Patient Experiences in ACOs: Real-Life Success Stories
Discussions about accountable care organizations (ACOs) frequently revolve around the financial side of the model – how to control health care costs by preventing avoidable readmissions; eliminating unnecessary tests; or encouraging patients to use lower cost care settings.
Achieving financial sustainability is a key goal in the shift from volume to value, but accountable care organizations, at their essence, have a higher goal: to improve patient outcomes and enhance patient satisfaction through coordinated care, that puts patients at the center of the decision-making process.
Patients may be unfamiliar with the term “accountable care organization,” but they are benefiting in real ways from the care they receive through ACOs. Here are two real-life stories of patients (whose names have been changed for confidentiality purposes) whose lives were changed for the better through communication, education, and appropriate clinical interventions.
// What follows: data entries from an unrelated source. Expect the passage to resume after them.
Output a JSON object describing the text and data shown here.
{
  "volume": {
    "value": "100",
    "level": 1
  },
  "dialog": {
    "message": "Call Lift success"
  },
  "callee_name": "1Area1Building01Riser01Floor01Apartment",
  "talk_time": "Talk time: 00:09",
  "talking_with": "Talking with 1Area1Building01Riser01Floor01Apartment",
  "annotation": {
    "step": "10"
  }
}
Patricia: Understanding the Underlying Issues
Patricia is 36 years old and lives in Colorado. She has asthma as well as a chronic endocrine disease. After she had been to the ER three times in a six-month period, her ACO’s patient report flagged her for follow up intervention. A care coordinator reached out to discuss the situation, and learned that Patricia wasn’t satisfied with her primary care physician and was unaware of the services provided through urgent care, often a better option for her than the ER.
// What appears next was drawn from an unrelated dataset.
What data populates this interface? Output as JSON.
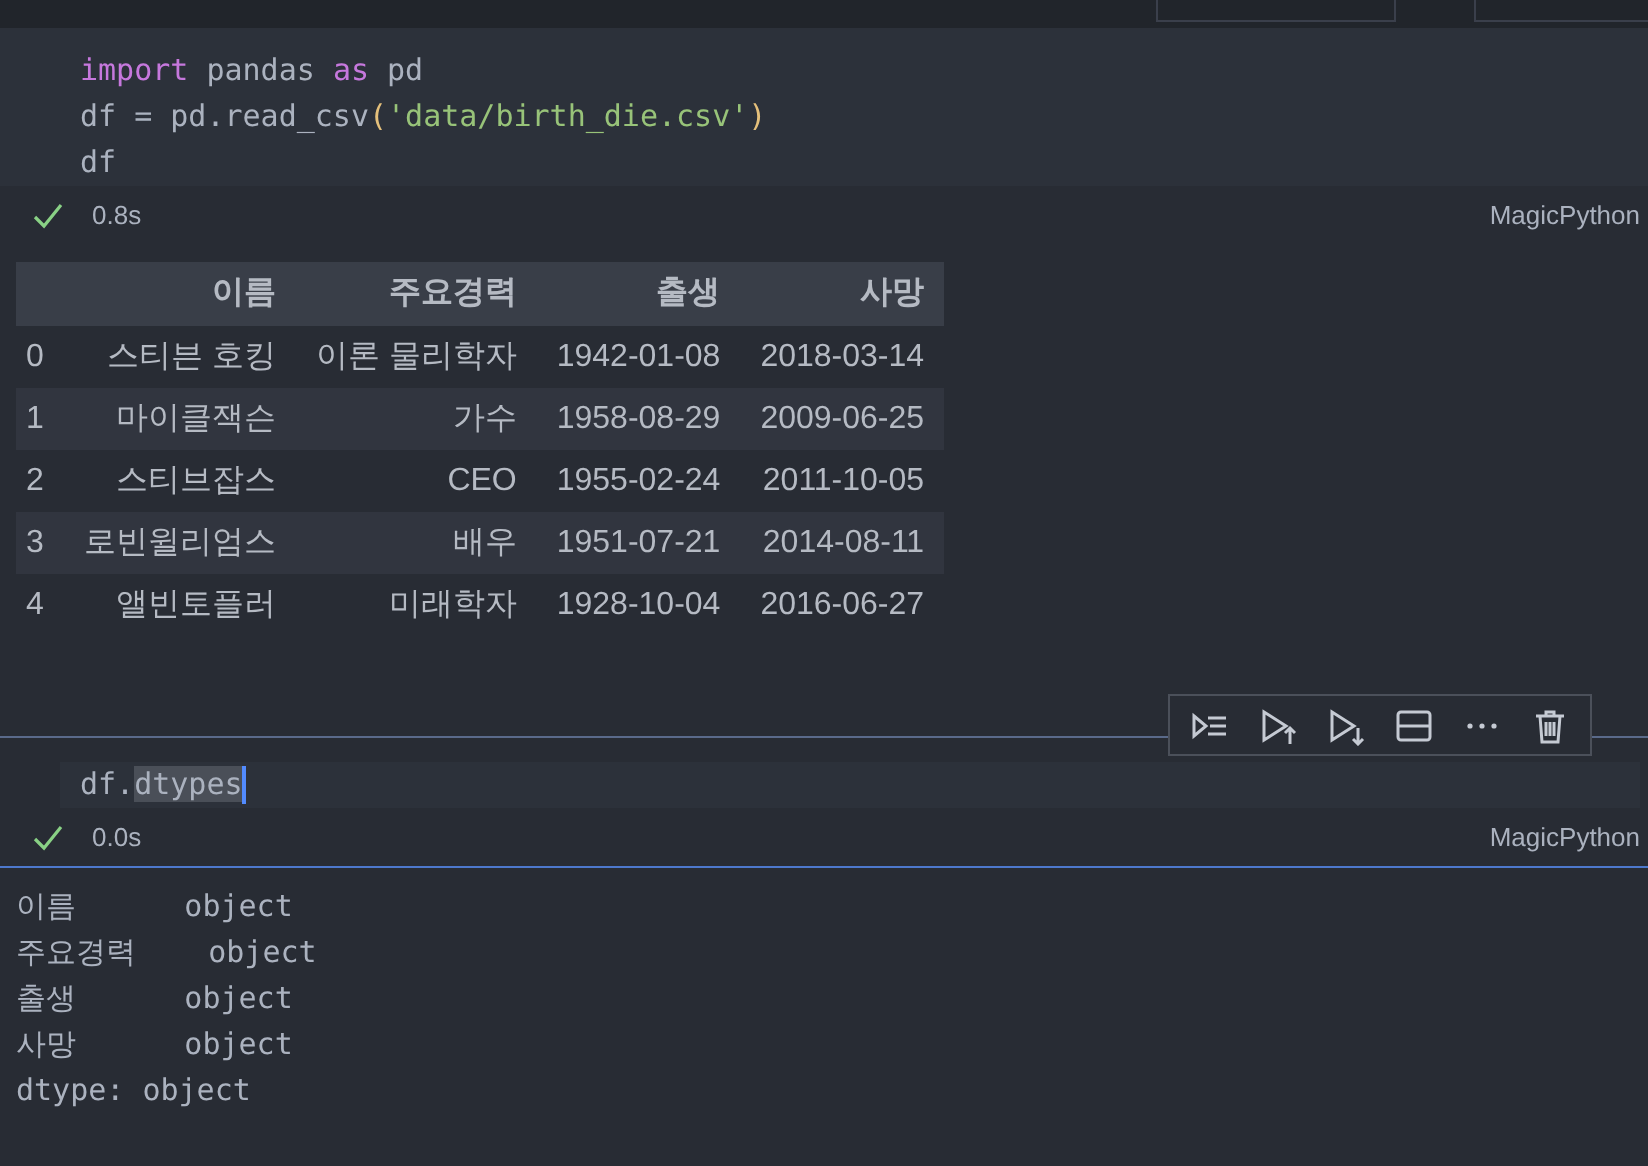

The care coordinator helped Patricia choose a new doctor, and explained the benefits of urgent care if she needed immediate attention. Patricia now sees her primary care doctor regularly, is managing her condition and recently avoided an unnecessary $2,500 ER visit. The care coordinator calls Patricia every other week, coaching her on how to manage her symptoms and avoid complications, and shares updates electronically with Patricia’s new primary care physician to optimize care coordination.
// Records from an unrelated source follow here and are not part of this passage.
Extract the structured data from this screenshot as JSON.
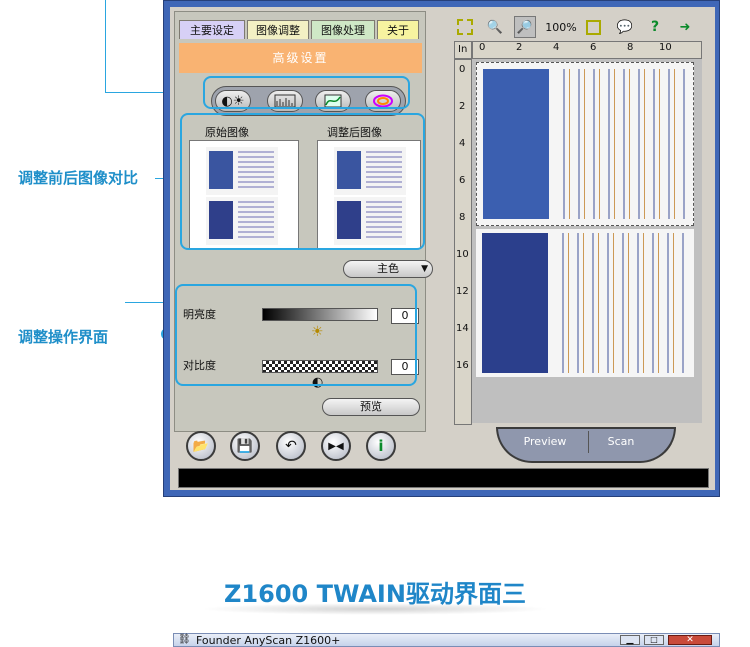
{
  "annotations": {
    "compare": "调整前后图像对比",
    "ui": "调整操作界面"
  },
  "tabs": [
    "主要设定",
    "图像调整",
    "图像处理",
    "关于"
  ],
  "panel_title": "高级设置",
  "image_labels": {
    "original": "原始图像",
    "adjusted": "调整后图像"
  },
  "channel_select": "主色",
  "brightness": {
    "label": "明亮度",
    "value": "0"
  },
  "contrast": {
    "label": "对比度",
    "value": "0"
  },
  "preview_label": "预览",
  "toolbar": {
    "zoom": "100%"
  },
  "ruler": {
    "unit": "In",
    "top": [
      "0",
      "2",
      "4",
      "6",
      "8",
      "10"
    ],
    "left": [
      "0",
      "2",
      "4",
      "6",
      "8",
      "10",
      "12",
      "14",
      "16"
    ]
  },
  "buttons": {
    "preview": "Preview",
    "scan": "Scan"
  },
  "page_title": "Z1600 TWAIN驱动界面三",
  "second_window_title": "Founder AnyScan Z1600+",
  "colors": {
    "accent": "#2aa6e0",
    "window_frame": "#3f67b7",
    "panel_header": "#f9b372"
  }
}
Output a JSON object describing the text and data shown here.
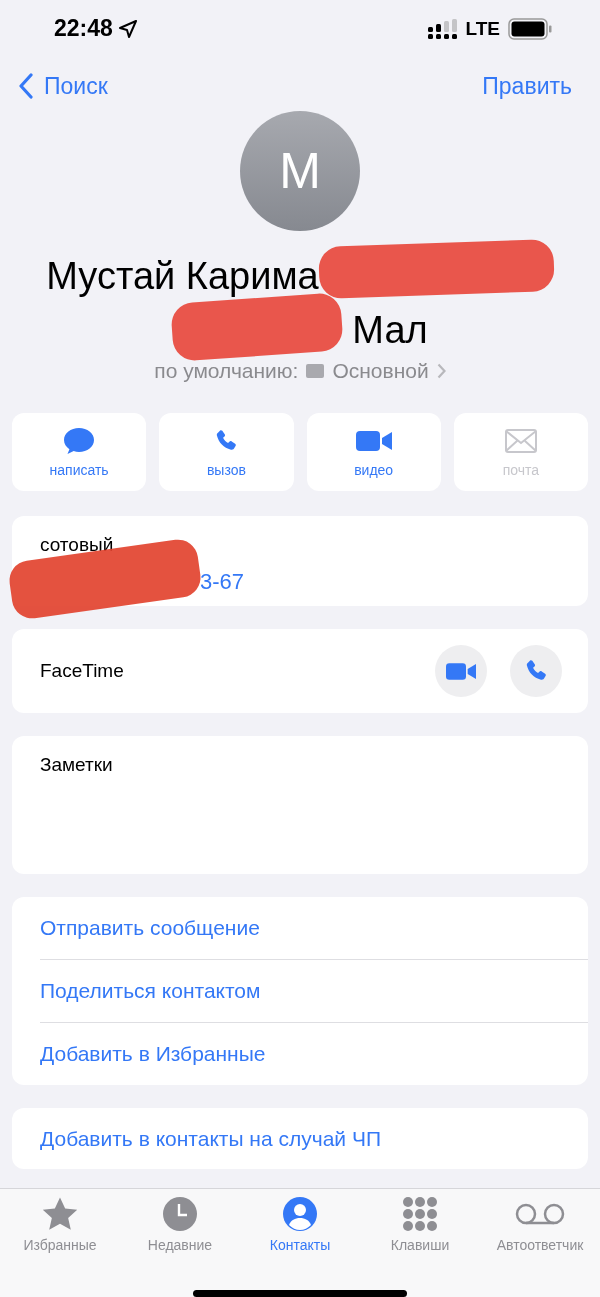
{
  "status_bar": {
    "time": "22:48",
    "network": "LTE"
  },
  "nav": {
    "back": "Поиск",
    "edit": "Править"
  },
  "contact": {
    "initial": "М",
    "name_line_1": "Мустай Карима",
    "name_line_2": "Мал",
    "default_label": "по умолчанию:",
    "default_account": "Основной"
  },
  "actions": [
    {
      "label": "написать",
      "disabled": false
    },
    {
      "label": "вызов",
      "disabled": false
    },
    {
      "label": "видео",
      "disabled": false
    },
    {
      "label": "почта",
      "disabled": true
    }
  ],
  "phone": {
    "label": "сотовый",
    "number": "3-67"
  },
  "facetime": {
    "label": "FaceTime"
  },
  "notes": {
    "label": "Заметки"
  },
  "links": [
    "Отправить сообщение",
    "Поделиться контактом",
    "Добавить в Избранные"
  ],
  "emergency": "Добавить в контакты на случай ЧП",
  "tabs": [
    {
      "label": "Избранные",
      "selected": false
    },
    {
      "label": "Недавние",
      "selected": false
    },
    {
      "label": "Контакты",
      "selected": true
    },
    {
      "label": "Клавиши",
      "selected": false
    },
    {
      "label": "Автоответчик",
      "selected": false
    }
  ]
}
Frank: Identifying a Better Plan for Care
Frank is a 45-year-old New Jersey man with Gaucher’s disease, a genetic disease condition that weakens the bones and increases the risk of fractures. Every month Frank had to travel 100 miles to an infusion center, where the cost of infusion treatments was $1.2 million each year. Luckily, the ACO’s pharmacy report pinpointed an opportunity for Frank to receive infusion services at home. Frank's primary care physician helped arrange the at-home care, offering him not only comfort and convenience, but a reduction in the annual cost of treatment by an estimated $675,000 a year.
Uncovering Opportunities for Better, Patient-Centered Care
Categories: Accountable Care